Climate change, overcrowding, and economic straits have all combined to make our cities, as they're currently thought of and designed, untenable. Which means that architects and policy members have to rethink our strategy of how to shape the city—both buildings and urban space alike.
A big part of this entails that we refrain from the tabula rasa strategies of the past and make do with the standing infrastructure that we already have. Preserving and rehabilitating the aging steel relics of our global cities has proved an ingenious way of saving energy while enabling newer methods of architectural planning. Projects such as the High Line have kickstarted a new age of urban regeneration—for good or bad—with initiatives from Tel Aviv to Philadelphia attempting to replicate it success on their own turf.
When it comes to urban transformation, size does not matter, per se. The subtleties of thoughtful urban projects shine through at every level, and sometime outperform their more ostentatious contemporaries.
One of the most appealing—and vital—aspects of public art is its ability to transform the mundanities of day-to-day city life into an adventure. After all, even the most majestic cities, like Paris, can start to lose their lustre once you live and work there for a while. Which is why we can't think of any better way to make the City of Light new again than by inserting an enormous inflatable bridge across the Seine—it sure will make morning commutes a hell of a lot more fun.
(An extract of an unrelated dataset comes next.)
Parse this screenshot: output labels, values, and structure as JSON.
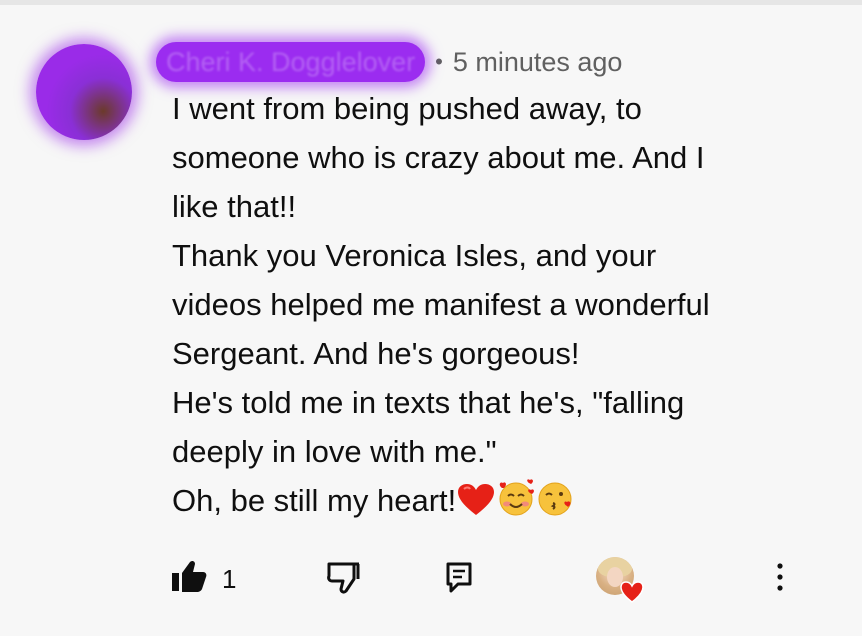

Weiss/Manfredi's Olympic Sculpture Park in Seattle was an instant landmark the moment it opened in 2006. The park's sculptural form was carved out of a former brownfield site, navigating a difficult urban plot that traditionally acted as a buffer between city and coast. The large-scale project, which uses a hybrid retaining wall system of concrete panels and earth to hold up 200,000 cubic yards of infill, weaves a zig-zagging path around artworks by Alexander Calder and Richard Serra to the Elliot Bay shore beyond. The park is part of a city initiative to revitalize the waterfront.
From commerce to classrooms, this old Wal-Mart center was converted into the nation's largest single-story library. The warehouse space, which spans two and a half football fields, is lined with aisles upon aisles of books. The library is organized around programmatic clusters, with clusters of reading materials sprinkled throughout according to genre.
Superkilen is a new urban park that cuts through the heart of Copenhagen's diverse Nørrebro neighborhood, which is home to more than 50 nationalities. The mile-long park, which consists of three themed parts ("Red Square," "Black Market," and "Green Park"), is dotted with various pop artifacts and cultural mementos "sourced" from the home countries of the area's inhabitants. Here, you're just as likely to stumble across manhole covers from Paris and Islamic tiled fountains from Morocco as you are (ironic) neon Communist signage from Moscow and curvy benches from Brazil.
The architectural legacy of any Olympic Games is usually tinged with melancholy, entropy, and rust. (See: the 2004 Athens Olympic grounds.) City and planning officials in Beijing were set on preventing the 2008 Olympic camp from falling into such decay. True, the Bird's Nest stands in an ambiguous state—neither used nor disused—but the the WaterCube has been transformed into a large-scale water park filled with looping slides and all kinds of anemone-like knickknacks.
Part of a nationwide master-planning initiative, this promenade provides accessibility to the northeastern region of Singapore, which is being developed as a residential area with nearly 100,000 homes. The walkway improves and rehabilitates the existing coastline while enabling seamless pedestrian connectivity along the waterfront, incorporating poetic touches such as a reflective memorial to the World War II Sook Ching massacre site at Punggol Beach.
Instead of building new office towers, Gensler proposes "hacking" new ones. The firm writes: "Capable of fully delivering on the universal planning flexibility inherent in their standardized floorplates and interior design logic, the office buildings of North America will evolve culturally and physically through smaller, pioneering interventions, transforming these large monolithic office blocks and the 9-5, corporate hive mentality they were planned around into hybridized buildings that promote creativity and a willingness to respond to changing work modes of the 21st century worker and the lifestyles of the 21st century urban dweller."
Designed to provide residents more mobility—as well as promote a healthier, greener lifestyle—this bicycle storage station is the first of its kind in East Germany. Made of polycarbonate multi-wall-sheets, this structure also houses refreshments, a workshop, and offices, revitalizing the entire neighborhood.
J. Mayer H.'s Metropol Parasol looms like a wild, strangely "organic" growth in the midst of old Sevilla, spreading its floppy mushroom caps above the city's historic central market. As we've noted in the past, "Metropol Parasol is a shining success story about public space: the central market is now a thriving destination, as locals and foreigners alike are flocking to the plaza, and the contemporary agora has even become a gathering place for grassroots protest movements."